As the avid Internet surfer behind our resident comedienne Ms. Waxy Dragon and other avatars takes the holiday weekend off to be with their family, I would like to take this opportunity to reminisce about one of the great comedic teams of filmdom: The Marx Brothers.
Although Gummo (Milton) did not make the transition from the vaudeville and Broadway stages to the big screen, for Brothers Groucho (Julius), Harpo (Arthur), Chico (Leonard), and Zeppo (Herbert) Marx; the comedic moments were always of more importance than the plot, with the Brothers known to improvise moments that were never in the original script. Especially when Groucho quipped one of his infamous ad libs.

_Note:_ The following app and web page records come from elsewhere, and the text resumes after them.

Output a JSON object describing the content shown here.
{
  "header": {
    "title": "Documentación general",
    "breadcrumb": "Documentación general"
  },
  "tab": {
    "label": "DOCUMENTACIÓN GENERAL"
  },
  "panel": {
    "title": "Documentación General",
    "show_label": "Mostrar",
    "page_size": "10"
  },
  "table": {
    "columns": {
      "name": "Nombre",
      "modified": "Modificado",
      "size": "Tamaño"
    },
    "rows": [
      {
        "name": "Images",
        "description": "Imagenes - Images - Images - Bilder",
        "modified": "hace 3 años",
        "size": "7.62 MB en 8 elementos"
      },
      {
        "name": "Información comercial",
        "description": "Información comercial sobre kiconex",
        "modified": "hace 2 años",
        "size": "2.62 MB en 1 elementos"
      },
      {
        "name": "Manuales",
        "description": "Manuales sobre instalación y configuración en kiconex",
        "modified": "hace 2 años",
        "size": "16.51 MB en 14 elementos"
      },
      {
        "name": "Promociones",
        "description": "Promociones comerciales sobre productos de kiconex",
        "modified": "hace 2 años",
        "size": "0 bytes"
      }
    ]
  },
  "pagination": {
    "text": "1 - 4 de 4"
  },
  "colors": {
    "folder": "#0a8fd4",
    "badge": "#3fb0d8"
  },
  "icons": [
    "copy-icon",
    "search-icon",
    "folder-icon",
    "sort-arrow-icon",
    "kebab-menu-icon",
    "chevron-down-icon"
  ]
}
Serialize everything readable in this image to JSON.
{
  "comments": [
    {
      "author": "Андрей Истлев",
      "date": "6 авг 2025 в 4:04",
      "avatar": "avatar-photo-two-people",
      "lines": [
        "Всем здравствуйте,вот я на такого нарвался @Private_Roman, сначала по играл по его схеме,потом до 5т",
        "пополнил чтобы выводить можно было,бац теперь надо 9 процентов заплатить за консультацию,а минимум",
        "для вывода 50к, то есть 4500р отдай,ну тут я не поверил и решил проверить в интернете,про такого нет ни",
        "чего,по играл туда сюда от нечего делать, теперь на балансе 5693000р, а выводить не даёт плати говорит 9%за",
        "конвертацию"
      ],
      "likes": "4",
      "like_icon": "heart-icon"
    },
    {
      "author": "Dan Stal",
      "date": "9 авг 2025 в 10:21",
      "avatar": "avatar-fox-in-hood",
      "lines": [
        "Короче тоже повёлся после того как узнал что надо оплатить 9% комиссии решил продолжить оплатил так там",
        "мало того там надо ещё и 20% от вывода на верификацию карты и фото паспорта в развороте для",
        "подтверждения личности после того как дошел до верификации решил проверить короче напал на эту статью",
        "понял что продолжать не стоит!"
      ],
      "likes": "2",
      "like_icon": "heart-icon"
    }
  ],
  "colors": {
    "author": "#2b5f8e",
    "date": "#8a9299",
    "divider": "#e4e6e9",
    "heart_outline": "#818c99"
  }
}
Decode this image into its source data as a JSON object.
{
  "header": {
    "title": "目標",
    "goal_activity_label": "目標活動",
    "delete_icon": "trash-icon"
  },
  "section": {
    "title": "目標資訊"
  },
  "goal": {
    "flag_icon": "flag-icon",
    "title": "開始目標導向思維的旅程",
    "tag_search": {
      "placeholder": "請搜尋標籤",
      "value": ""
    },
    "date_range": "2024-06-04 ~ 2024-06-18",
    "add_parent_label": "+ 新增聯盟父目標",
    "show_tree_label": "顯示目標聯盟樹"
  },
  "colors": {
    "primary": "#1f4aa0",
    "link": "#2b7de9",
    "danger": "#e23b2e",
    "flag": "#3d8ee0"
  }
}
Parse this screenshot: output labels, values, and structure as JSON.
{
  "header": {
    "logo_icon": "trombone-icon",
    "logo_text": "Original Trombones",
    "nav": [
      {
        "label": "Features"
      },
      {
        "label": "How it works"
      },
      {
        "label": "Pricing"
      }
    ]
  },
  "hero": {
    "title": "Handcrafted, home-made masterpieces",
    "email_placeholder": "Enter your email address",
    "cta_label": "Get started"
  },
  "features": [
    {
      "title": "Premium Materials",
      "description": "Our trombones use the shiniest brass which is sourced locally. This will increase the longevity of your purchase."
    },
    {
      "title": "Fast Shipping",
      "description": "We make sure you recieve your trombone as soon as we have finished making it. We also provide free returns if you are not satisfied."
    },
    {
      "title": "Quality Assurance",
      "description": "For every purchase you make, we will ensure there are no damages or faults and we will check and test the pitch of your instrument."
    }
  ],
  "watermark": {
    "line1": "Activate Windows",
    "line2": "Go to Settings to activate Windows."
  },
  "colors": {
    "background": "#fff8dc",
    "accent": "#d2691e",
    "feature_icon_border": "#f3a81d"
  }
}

Musical numbers were a prerequisite, with Chico tickling the ivories with his "shoot the piano" finger technique, and Harpo playing the instrument he was nicknamed for. Even Groucho sang an occasional number, such as "Hello, I Must Be Going" from Animal Crackers or "Sing While You Sell" from The Big Store.
Their first two movies: The Cocoanuts (from 1929, with the funny "Why A Duck?" sequence) and Animal Crackers (1930), were adapted from their stage plays. But with the aptly named Monkey Business in 1931, the hijinx began in earnest.
Gummo stayed with the group through Horse Feathers (1932), but left after the classic romp to save the tiny country of Freedonia in 1933's Duck Soup. Afterwards, the remaining trio were always joined by another actor playing the romantic interest that they inevitably ended up helping out.
Next came what some consider the best movies of their career: 1935's A Night At The Opera (Just how many people were in that room?) and A Day At The Races (1937), although the movies afterwards: Room Service (1938), At The Circus (1939), Go West (1940), and The Big Store (1941), have their funny moments.
Sadly, time passes for us all. In this case, A Night In Casablanca (1946) and 1949's Love Happy were the group's last outings together.
Now obviously there is no way this "short" post can do the Marx Brothers the justice they deserve. But if you happen to see one of their movies for rent or sale somewhere, or you come across one in a future TV schedule, do your funny bone a huge favor and watch it.